Legal Articles

Electroral thoughts
July 13, 2022

With the parliamentary elections under way, we are facing one of the biggest exercises in democracy. It is inevitable that we through this process to elect a body that will govern the country for the next five years. In the recently concluded US election, which captured worldwide attention, the results came in as a big relief amidst the economic meltdown. The new President is expected to put the much ruined US economy back on its rail. The expectations are naturally high, and as we have seen View Point 36 Whiteline Journal May 2009 in the past, it would remain so for the next two or three years before beginning to drop. The future would always have new hopes and opportunities in store, and would demand fresh faces to convert them to a reality. Now it is the turn of the world’s biggest democracy. Unfortunately here, we are encountering the same old hopes and faces, but in new and uncertain combinations. The dominant feature is that the distinction between party and individual has little or no clarity.

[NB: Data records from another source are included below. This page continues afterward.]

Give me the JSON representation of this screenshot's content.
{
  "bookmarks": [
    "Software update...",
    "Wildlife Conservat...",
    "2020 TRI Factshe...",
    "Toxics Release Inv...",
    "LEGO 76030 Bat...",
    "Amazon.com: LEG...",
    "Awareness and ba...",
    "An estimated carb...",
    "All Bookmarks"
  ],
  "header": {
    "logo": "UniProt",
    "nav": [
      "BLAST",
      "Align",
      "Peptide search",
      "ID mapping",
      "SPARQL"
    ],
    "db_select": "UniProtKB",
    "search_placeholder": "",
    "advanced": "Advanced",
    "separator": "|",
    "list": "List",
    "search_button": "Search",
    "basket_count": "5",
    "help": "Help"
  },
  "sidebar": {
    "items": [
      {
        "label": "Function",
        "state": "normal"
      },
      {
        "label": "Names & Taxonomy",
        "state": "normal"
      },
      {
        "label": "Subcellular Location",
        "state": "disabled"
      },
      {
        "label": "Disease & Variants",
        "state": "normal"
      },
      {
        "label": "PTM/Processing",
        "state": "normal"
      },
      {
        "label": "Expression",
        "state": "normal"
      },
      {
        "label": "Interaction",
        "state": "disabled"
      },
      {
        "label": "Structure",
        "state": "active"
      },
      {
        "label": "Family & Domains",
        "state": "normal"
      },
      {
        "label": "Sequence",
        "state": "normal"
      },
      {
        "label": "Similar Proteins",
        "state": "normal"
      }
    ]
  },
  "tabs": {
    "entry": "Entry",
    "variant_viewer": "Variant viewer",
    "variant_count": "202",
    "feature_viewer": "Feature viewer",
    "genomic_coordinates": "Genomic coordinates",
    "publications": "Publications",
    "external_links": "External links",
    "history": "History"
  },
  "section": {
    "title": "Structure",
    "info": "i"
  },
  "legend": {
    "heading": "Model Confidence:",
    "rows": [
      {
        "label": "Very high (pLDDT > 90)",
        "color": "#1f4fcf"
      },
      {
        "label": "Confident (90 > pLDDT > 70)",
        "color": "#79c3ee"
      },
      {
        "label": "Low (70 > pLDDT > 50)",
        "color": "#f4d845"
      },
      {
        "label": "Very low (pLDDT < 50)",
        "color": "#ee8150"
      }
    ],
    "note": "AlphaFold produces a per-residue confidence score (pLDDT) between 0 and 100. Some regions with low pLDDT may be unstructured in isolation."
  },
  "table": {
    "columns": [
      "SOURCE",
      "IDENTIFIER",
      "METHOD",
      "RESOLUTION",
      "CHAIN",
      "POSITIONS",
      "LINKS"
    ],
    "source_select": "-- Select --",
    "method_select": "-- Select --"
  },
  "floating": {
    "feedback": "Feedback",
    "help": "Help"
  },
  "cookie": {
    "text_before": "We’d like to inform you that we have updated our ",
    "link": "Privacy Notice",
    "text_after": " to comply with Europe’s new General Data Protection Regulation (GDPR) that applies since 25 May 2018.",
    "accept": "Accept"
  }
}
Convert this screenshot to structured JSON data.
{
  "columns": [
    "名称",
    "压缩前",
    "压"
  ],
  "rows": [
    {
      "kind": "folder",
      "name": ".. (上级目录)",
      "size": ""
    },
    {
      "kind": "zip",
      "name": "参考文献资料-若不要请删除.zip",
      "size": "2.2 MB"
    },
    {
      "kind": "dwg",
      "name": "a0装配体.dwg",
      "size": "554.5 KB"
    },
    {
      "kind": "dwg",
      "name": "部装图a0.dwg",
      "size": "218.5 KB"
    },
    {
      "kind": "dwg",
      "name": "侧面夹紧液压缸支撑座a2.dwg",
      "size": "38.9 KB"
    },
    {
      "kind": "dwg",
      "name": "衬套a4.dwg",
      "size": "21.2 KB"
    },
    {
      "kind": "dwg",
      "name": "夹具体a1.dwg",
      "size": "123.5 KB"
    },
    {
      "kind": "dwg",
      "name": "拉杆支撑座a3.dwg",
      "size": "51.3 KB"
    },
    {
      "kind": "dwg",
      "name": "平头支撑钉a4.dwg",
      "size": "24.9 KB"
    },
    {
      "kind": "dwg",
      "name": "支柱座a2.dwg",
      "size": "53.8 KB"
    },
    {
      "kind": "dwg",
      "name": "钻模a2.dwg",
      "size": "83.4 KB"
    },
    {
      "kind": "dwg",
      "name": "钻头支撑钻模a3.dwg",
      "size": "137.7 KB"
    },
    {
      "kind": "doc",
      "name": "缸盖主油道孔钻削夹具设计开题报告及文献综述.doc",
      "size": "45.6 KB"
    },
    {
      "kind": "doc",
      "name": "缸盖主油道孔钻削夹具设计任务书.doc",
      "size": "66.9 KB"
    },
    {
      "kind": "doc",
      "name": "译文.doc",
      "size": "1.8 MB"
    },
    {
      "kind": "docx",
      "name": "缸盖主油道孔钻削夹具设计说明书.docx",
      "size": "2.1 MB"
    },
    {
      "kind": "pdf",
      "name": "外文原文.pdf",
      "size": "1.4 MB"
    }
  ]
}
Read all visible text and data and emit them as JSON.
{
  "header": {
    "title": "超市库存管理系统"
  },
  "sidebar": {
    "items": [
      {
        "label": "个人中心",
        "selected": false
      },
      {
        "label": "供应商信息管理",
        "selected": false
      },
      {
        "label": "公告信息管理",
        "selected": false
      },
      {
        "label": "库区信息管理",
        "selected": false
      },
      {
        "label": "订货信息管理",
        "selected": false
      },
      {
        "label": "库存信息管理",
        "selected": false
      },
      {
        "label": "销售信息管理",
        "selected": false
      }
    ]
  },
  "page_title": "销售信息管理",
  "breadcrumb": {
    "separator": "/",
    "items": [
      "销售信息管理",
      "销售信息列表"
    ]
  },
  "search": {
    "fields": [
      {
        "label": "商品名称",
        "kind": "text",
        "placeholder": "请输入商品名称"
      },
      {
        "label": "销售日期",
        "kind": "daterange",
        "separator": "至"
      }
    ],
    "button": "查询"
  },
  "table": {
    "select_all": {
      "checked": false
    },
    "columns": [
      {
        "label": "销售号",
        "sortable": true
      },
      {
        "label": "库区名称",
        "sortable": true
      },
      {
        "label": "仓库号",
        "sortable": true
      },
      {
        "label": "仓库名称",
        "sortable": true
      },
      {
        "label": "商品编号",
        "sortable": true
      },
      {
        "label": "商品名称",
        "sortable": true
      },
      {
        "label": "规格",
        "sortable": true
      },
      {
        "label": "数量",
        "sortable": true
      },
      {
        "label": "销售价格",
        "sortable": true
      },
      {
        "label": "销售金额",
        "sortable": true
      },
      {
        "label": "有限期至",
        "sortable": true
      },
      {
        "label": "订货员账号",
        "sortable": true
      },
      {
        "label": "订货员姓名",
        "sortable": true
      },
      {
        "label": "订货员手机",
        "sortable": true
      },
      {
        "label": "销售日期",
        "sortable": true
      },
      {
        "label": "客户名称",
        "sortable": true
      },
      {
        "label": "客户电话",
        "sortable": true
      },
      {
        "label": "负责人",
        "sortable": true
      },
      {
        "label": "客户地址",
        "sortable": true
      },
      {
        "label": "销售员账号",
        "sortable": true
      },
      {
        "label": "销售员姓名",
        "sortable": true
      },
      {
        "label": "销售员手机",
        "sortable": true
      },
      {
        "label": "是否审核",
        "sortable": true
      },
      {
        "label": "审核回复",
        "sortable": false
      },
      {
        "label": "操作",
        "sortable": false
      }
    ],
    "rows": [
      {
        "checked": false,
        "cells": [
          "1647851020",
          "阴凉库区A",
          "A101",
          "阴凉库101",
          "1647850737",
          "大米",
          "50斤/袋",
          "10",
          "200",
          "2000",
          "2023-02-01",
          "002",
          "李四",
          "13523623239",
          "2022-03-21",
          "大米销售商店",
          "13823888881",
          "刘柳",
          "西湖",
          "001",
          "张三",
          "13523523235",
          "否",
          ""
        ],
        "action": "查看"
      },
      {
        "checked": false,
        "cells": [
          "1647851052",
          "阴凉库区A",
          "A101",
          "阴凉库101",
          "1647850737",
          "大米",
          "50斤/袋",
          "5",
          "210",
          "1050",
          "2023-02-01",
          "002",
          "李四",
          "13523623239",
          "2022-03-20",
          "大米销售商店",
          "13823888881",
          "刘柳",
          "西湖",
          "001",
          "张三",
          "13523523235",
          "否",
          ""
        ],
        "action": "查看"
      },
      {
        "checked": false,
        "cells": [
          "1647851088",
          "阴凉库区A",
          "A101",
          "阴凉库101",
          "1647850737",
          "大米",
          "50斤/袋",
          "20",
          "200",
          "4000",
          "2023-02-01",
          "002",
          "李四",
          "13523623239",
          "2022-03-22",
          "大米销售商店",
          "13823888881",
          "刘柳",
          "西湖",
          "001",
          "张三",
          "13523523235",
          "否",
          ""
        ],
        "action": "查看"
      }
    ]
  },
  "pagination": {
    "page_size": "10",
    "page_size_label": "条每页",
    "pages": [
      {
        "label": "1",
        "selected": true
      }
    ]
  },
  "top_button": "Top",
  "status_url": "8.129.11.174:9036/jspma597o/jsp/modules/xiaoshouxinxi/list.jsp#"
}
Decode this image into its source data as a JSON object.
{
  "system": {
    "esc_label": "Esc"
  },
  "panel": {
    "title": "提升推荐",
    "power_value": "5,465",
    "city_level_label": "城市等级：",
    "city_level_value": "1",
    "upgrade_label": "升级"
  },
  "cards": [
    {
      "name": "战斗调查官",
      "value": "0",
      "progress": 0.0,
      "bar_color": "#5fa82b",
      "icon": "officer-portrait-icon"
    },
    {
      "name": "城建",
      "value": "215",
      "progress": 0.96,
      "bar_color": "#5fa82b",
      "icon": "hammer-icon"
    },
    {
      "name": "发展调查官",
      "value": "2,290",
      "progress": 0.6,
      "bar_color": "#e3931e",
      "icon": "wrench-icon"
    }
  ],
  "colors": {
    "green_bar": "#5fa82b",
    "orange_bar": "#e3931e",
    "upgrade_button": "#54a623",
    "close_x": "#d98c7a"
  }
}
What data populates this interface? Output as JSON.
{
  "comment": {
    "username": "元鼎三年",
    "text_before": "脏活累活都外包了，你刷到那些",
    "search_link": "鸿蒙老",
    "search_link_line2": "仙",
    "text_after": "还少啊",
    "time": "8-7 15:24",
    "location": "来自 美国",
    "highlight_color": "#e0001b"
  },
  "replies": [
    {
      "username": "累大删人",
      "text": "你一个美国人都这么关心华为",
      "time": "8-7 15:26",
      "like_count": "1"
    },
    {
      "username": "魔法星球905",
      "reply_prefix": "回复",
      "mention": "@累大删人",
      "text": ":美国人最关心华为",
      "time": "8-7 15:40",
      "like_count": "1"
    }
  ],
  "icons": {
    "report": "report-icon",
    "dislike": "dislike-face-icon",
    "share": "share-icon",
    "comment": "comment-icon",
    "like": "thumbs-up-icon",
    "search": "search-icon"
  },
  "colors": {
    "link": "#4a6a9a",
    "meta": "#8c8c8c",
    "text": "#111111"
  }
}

It maybe a multi party democracy, but in reality it is the individual who plays the major role. Elections are ideally contested on the basis of manifestos each party produces. However, hardly anyone bothers to study these manifestos, as there is nothing new or attractive in them. At best it resembles the prospectus of a company eager to raise money from the public. Unlike a company prospectus, the manifestos never publish risk factors. Factual information on each candidate about his political, social, public and financial backgrounds would have helped in a qualitative assessment of his candidature and abilities. Theoretically, we accept that a political party is an organisation of people who agree on the implementation of certain common minimum programmes for the welfare of the country and its people. It is not only a common ideology, but also the willingness to work together towards a common goal that brings them together.

Such common goals should be made known to the public well in advance of the election. Party work in India is not a part time job unlike in other democracies. Naturally that brings up the question of survival of a party worker. Because he is doing a job for your benefit, do you compensate him? But then he is not the only one; there are hundreds like him in the same constituency. Do you have to support them all? In the first place, most of the political parties do not have a written constitution. People devote their time and effort because of their positions and expectations. If nothing is available, they might be willing to change sides. This proves that ideology and loyalty do not go together. Directly or indirectly we are all supporting Whiteline Journal May 2009 37 this fact. And we continue to support them because we earnestly hope that at some stage, they would contribute to our well being and welfare. We are supposedly proud of the multi party democracy in India.

The government is elected directly or indirectly by the citizens under a free and fair electoral system. This reality has to dwell on the voters, as much as it must on those seeking power. There must be a clear and unambiguous answer to the question of whom to elect. The election manifesto must answer this in the larger perspective, and the individual candidate who seeks to represent the people must satisfactorily convince them of his all round eligibility. The opportunity of an objective evaluation of the candidate or the party must be available to the voter. The prevailing methodology suggests us to believe that we are electing the party and not the candidate. Having relegated the importance of the individual, it assumes the complexion of an ideological war based on election manifestoes. But the irony is that we do not give much importance to the manifestoes though it usually must hold the key to the election. More over, people have no effective control over their elected representatives.

There is no method by which the voter can effectively monitor and force the elected representative to deliver on his pre-election promises and commitments. The concept of moving on to the chair of governance is even more curious and confusing. Prior to the election, parties promise certain alliances to form the government if they win, but once the results are declared, these promises vanish. People, who elect a candidate with a view to keep a particular party or combination out of power, suddenly find that the candidate or the party they voted for has decided to support the very same party they wanted out of power. Or the candidate they elected defects from his party and joins another one to grab power. Legally if such a defection is supported by a certain percentage, then the defectors are considered as separate party and their election is not set aside. But what happens to the poor voter, and the vote that he cast with a purpose, and based on a prepoll promise? Politicians know very well that they have to fight within their party to exist, fight the next in command to retain their posts, fight the top leadership to get party tickets to contest, fight an election…

It is a relentless fight for survival. In the process, they become suspicious of every thing. The hunger for power gets them into all kinds of desirable and undesirable acts. But the system as he knows well, furnishes him with enough loop holes to crawl out of messy situations. It is said that criminals understand the language of politics, and politicians understand the language of criminals better than anyone else. The difference between the two is such that it makes us wonder what the real distinction between the two is! This severely limits our options. It also negates important features of democracy, where power is supposed to be held directly or indirectly by the citizens under a free and fair electoral system. Unfortunately we have neither a legitimate choice nor a postpoll control on the future happenings. And to add to it, is the fact that the elected government would not even be the choice of the majority!